Beneath the Black Hills of South Dakota, scientists at the Sanford Underground Research Facility are using a device called a Large Underground Xenon (LUX) detector to hunt for particles of dark matter, the mysterious substance that's believed to account for most of the matter in the universe. Inside the massive device, which contains a third of a ton of liquid xenon inside a titanium vessel, an array of sensitive light detectors wait for the moment when a dark matter particle will collide with a xenon atom and emit a tiny flash of light.
In hopes of capturing the faint signal, LUX has been placed under a mile-thick layer of rock, which will help shield it from cosmic rays and other radiation that might interfere with the signal.

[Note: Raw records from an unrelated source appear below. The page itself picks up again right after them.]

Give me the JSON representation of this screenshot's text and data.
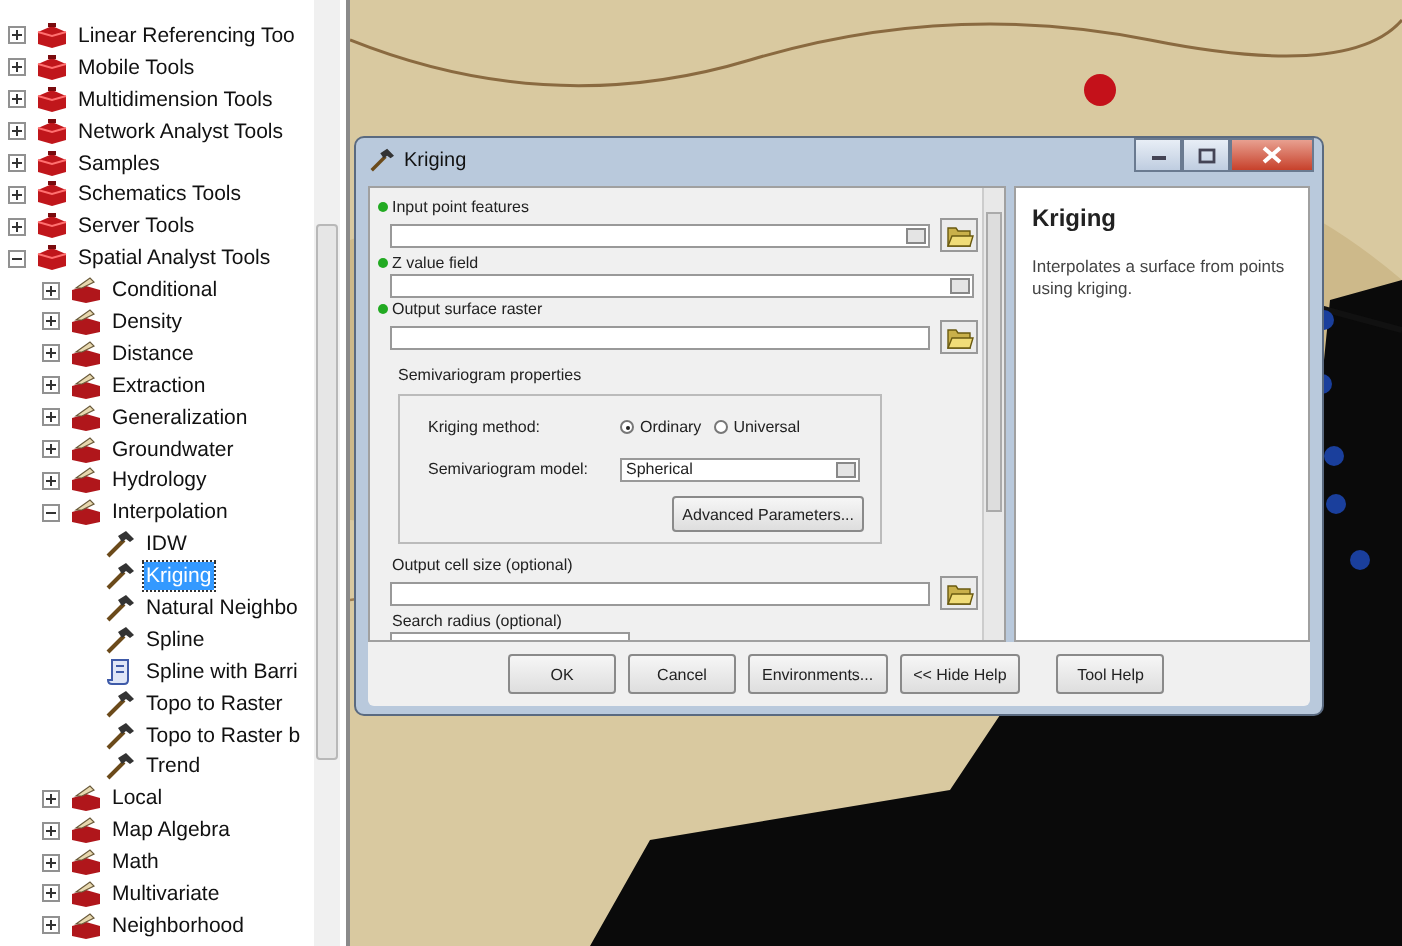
{
  "tree": [
    {
      "label": "Linear Referencing Too",
      "kind": "toolbox",
      "expanded": false
    },
    {
      "label": "Mobile Tools",
      "kind": "toolbox",
      "expanded": false
    },
    {
      "label": "Multidimension Tools",
      "kind": "toolbox",
      "expanded": false
    },
    {
      "label": "Network Analyst Tools",
      "kind": "toolbox",
      "expanded": false
    },
    {
      "label": "Samples",
      "kind": "toolbox",
      "expanded": false
    },
    {
      "label": "Schematics Tools",
      "kind": "toolbox",
      "expanded": false
    },
    {
      "label": "Server Tools",
      "kind": "toolbox",
      "expanded": false
    },
    {
      "label": "Spatial Analyst Tools",
      "kind": "toolbox",
      "expanded": true,
      "children": [
        {
          "label": "Conditional",
          "kind": "toolset",
          "expanded": false
        },
        {
          "label": "Density",
          "kind": "toolset",
          "expanded": false
        },
        {
          "label": "Distance",
          "kind": "toolset",
          "expanded": false
        },
        {
          "label": "Extraction",
          "kind": "toolset",
          "expanded": false
        },
        {
          "label": "Generalization",
          "kind": "toolset",
          "expanded": false
        },
        {
          "label": "Groundwater",
          "kind": "toolset",
          "expanded": false
        },
        {
          "label": "Hydrology",
          "kind": "toolset",
          "expanded": false
        },
        {
          "label": "Interpolation",
          "kind": "toolset",
          "expanded": true,
          "children": [
            {
              "label": "IDW",
              "kind": "tool",
              "selected": false
            },
            {
              "label": "Kriging",
              "kind": "tool",
              "selected": true
            },
            {
              "label": "Natural Neighbo",
              "kind": "tool",
              "selected": false
            },
            {
              "label": "Spline",
              "kind": "tool",
              "selected": false
            },
            {
              "label": "Spline with Barri",
              "kind": "script",
              "selected": false
            },
            {
              "label": "Topo to Raster",
              "kind": "tool",
              "selected": false
            },
            {
              "label": "Topo to Raster b",
              "kind": "tool",
              "selected": false
            },
            {
              "label": "Trend",
              "kind": "tool",
              "selected": false
            }
          ]
        },
        {
          "label": "Local",
          "kind": "toolset",
          "expanded": false
        },
        {
          "label": "Map Algebra",
          "kind": "toolset",
          "expanded": false
        },
        {
          "label": "Math",
          "kind": "toolset",
          "expanded": false
        },
        {
          "label": "Multivariate",
          "kind": "toolset",
          "expanded": false
        },
        {
          "label": "Neighborhood",
          "kind": "toolset",
          "expanded": false
        }
      ]
    }
  ],
  "dialog": {
    "title": "Kriging",
    "parameters": [
      {
        "label": "Input point features",
        "required": true,
        "kind": "combo-browse"
      },
      {
        "label": "Z value field",
        "required": true,
        "kind": "combo"
      },
      {
        "label": "Output surface raster",
        "required": true,
        "kind": "text-browse"
      }
    ],
    "semivariogram": {
      "heading": "Semivariogram properties",
      "method_label": "Kriging method:",
      "methods": [
        {
          "label": "Ordinary",
          "selected": true
        },
        {
          "label": "Universal",
          "selected": false
        }
      ],
      "model_label": "Semivariogram model:",
      "model_value": "Spherical",
      "advanced_button": "Advanced Parameters..."
    },
    "optional_parameters": [
      {
        "label": "Output cell size (optional)",
        "kind": "text-browse"
      },
      {
        "label": "Search radius (optional)",
        "kind": "partial"
      }
    ],
    "buttons": [
      "OK",
      "Cancel",
      "Environments...",
      "<< Hide Help",
      "Tool Help"
    ],
    "help": {
      "title": "Kriging",
      "text": "Interpolates a surface from points using kriging."
    }
  }
}
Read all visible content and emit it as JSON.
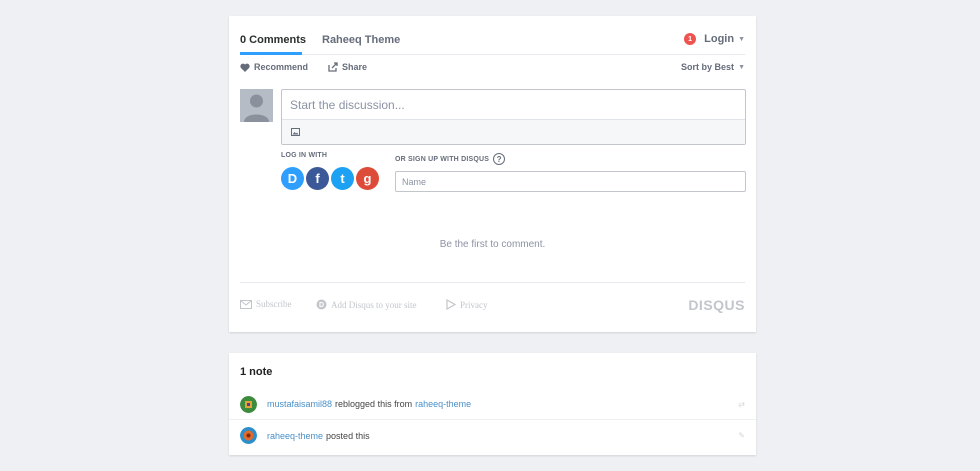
{
  "disqus": {
    "tabs": {
      "comments": "0 Comments",
      "community": "Raheeq Theme"
    },
    "login": {
      "badge": "1",
      "label": "Login"
    },
    "subnav": {
      "recommend": "Recommend",
      "share": "Share",
      "sort": "Sort by Best"
    },
    "composer": {
      "placeholder": "Start the discussion..."
    },
    "login_with": "LOG IN WITH",
    "social": [
      {
        "icon": "disqus-icon",
        "glyph": "D",
        "color": "#2e9fff"
      },
      {
        "icon": "facebook-icon",
        "glyph": "f",
        "color": "#3b5998"
      },
      {
        "icon": "twitter-icon",
        "glyph": "t",
        "color": "#1da1f2"
      },
      {
        "icon": "google-icon",
        "glyph": "g",
        "color": "#dd4b39"
      }
    ],
    "signup": {
      "label": "OR SIGN UP WITH DISQUS",
      "help": "?"
    },
    "name_field": {
      "placeholder": "Name"
    },
    "empty_message": "Be the first to comment.",
    "footer": {
      "subscribe": "Subscribe",
      "add_disqus": "Add Disqus to your site",
      "privacy": "Privacy",
      "logo": "DISQUS"
    }
  },
  "notes": {
    "title": "1 note",
    "rows": [
      {
        "user": "mustafaisamil88",
        "action": "reblogged this from",
        "target": "raheeq-theme"
      },
      {
        "user": "raheeq-theme",
        "action": "posted this"
      }
    ]
  },
  "colors": {
    "accent": "#2e9fff",
    "badge": "#ef5350",
    "link": "#4a90c8",
    "background": "#eef0f4"
  }
}
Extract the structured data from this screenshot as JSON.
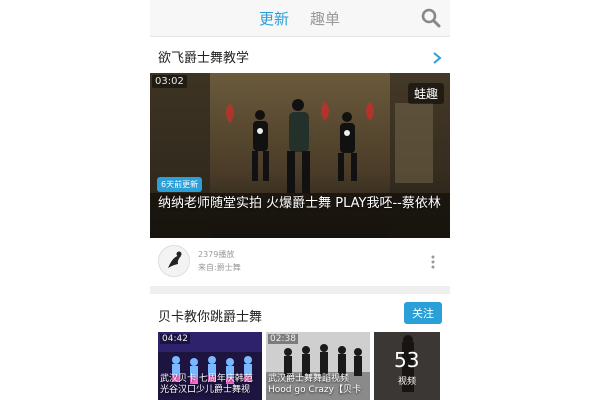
{
  "header": {
    "tabs": [
      {
        "label": "更新",
        "active": true
      },
      {
        "label": "趣单",
        "active": false
      }
    ],
    "search_icon": "search-icon",
    "accent_color": "#2a9fd8"
  },
  "section1": {
    "title": "欲飞爵士舞教学",
    "video": {
      "duration": "03:02",
      "brand_badge": "蛙趣",
      "new_badge": "6天前更新",
      "title": "纳纳老师随堂实拍 火爆爵士舞 PLAY我呸--蔡依林"
    },
    "meta": {
      "plays": "2379播放",
      "source": "来自:爵士舞"
    }
  },
  "section2": {
    "title": "贝卡教你跳爵士舞",
    "follow_label": "关注",
    "thumbs": [
      {
        "duration": "04:42",
        "caption": "武汉贝卡 七周年庆韩范 光谷汉口少儿爵士舞视"
      },
      {
        "duration": "02:38",
        "caption": "武汉爵士舞舞蹈视频 Hood go Crazy【贝卡"
      },
      {
        "count": "53",
        "count_label": "视频"
      }
    ]
  }
}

So far, LUX hasn't yet detected dark matter. But with a new set of calibration techniques that improve the detector's sensitivity, researchers hope to soon, finally, spot dark matter. "It is vital that we continue to push the capacity of our detector," says Brown University physics professor Rick Gaitskell in a press release.
If scientists do finally identify dark matter particles, it'll be the culmination of a search that dates back to the 1930s. That's when a Swiss astronomer named Fritz Zwicky determined the speed at which a distant cluster of galaxies revolved was an indication that they contained much more mass than observable light from them suggested.
Since then, scientists have been searching for dark matter and trying to figure out what exactly it is. In recent years researchers have relied on tools ranging from Europe's atom-smashing Large Hadron Collider to NASA's orbiting Chandra X-ray Observatory.
Assuming that researchers eventually come to grips with the nature of dark matter, another question may arise: Is there a way for humans to make use of it? Is this research just to help us understand the universe, or are there applicable technologies we could develop?
Liu's concept is based upon the not-yet-verified assumption that dark matter is made up of neutralinos, particles without any electrical charge. Neutralinos also happen to be antiparticles, which means that when they collide under the right circumstances, they annihilate each other and convert all of their mass to energy.
If that turns out to be true, a pound of dark matter could produce nearly 5 billion times the energy as the equivalent amount of dynamite. Yes, billion with a "b." That means a dark matter reactor would have plenty of oomph to propel a rocket ship through the cosmos, and a big enough core could accelerate the craft at close to the speed of light, according to Liu's paper.
Reaching the Stars
As a New Scientist article details, Liu's dark matter engine would be very different from a conventional rocket. Essentially, it would be a box with a door that would open in the direction of the rocket's movement to scoop up dark matter. When dark matter goes into the box, the door closes, and the box shrinks to compress the dark matter and increase the rate of annihilation. Once the particles are turned to energy, the door opens again, and the energy propels the craft. The cycle would be repeated throughout the space voyage.
One advantage of the dark matter engine would be that a spaceship wouldn't need to carry much fuel, because it could gather more along the way from the abundant dark matter in parts of the universe. And the faster that the rocket travels, the more rapidly it will scoop up dark matter and accelerate.
A 100-ton (90.7-metric ton) rocket ship theoretically could approach the speed of light within a few days. That, in turn, would shave the time needed to travel to Proxima Centauri, the nearest star to our solar system, from tens of thousands of years to perhaps five.
And beyond that, of course, there are the technologies and inventions that are unknown and seem impossible — until we realize they're possible.